As part of the project, a do-it-yourself method was developed that enables collection managers and conservators to identify, monitor and where necessary take conservation measures for a large proportion of their plastic collections. During the project the Netherlands Cultural Heritage Agency (RCE) furthermore trained two young professionals who specialize in this field. The do-it-yourself method involves using a digital Plastic Identification Tool and a set of boxes containing reference materials; the PIT kit. Each participant now has a PIT kit and the digital tool is accessible to the public and can be used via the RCE website (Dutch only).
During the project there was a plastics workshop at each of the participating museums where attendees acquired insight into different plastics and their properties.
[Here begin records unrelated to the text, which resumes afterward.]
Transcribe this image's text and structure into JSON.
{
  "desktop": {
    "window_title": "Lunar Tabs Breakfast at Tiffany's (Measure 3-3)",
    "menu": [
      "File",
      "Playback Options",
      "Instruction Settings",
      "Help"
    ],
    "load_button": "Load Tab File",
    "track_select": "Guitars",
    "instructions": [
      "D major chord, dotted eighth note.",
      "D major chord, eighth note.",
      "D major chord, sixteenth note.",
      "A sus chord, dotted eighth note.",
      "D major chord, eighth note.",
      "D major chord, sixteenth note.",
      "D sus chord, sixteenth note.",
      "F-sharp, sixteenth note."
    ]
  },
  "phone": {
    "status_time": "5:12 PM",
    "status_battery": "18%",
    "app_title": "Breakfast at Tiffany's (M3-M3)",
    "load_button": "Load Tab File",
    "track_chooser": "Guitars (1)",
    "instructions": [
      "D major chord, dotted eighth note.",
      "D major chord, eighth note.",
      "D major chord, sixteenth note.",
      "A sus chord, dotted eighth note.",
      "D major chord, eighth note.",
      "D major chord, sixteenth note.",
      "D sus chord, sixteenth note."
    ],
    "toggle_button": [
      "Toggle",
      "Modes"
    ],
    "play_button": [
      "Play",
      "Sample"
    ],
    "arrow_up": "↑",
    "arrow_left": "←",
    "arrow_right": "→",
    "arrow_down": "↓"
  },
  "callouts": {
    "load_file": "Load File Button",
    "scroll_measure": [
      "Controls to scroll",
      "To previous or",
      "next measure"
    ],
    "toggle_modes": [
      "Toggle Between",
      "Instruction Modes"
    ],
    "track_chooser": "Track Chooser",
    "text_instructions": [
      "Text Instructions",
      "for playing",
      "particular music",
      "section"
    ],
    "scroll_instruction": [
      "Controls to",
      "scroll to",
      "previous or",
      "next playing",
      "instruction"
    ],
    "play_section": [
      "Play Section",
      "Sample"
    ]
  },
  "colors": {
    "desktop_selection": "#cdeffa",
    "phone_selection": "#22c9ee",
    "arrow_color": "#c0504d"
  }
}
Attendees learned to use the Plastic Identification Tool on objects from their museum’s collection. Materials were identified for registration, documentation and conservation under the guidance of the two project researchers and an RCE expert.
Parties involved and conclusion
The project was coordinated by the Foundation for the Conservation of Contemporary Art (SBMK) and the Netherlands Institute for Conservation, Art and Science (NICAS), a partnership between the RCE, the Rijksmuseum and the University of Amsterdam’s Conservation & Restoration Department. Financial support for the project came from the Gieskes-Strijbis Fonds and the Mondriaan Fund. It concluded on 27 June 2019 with the symposium ‘Identification of Plastics in Artworks without a Laboratory’.
In its new Depot, Museum Boijmans Van Beuningen will regularly be identifying plastics in its collection. If accurate documentation can be produced about which plastics comprise an object, it is easier to identify and analyze the risks of deterioration. The objective is to conserve the plastics in the museum collection as well and for as long as possible.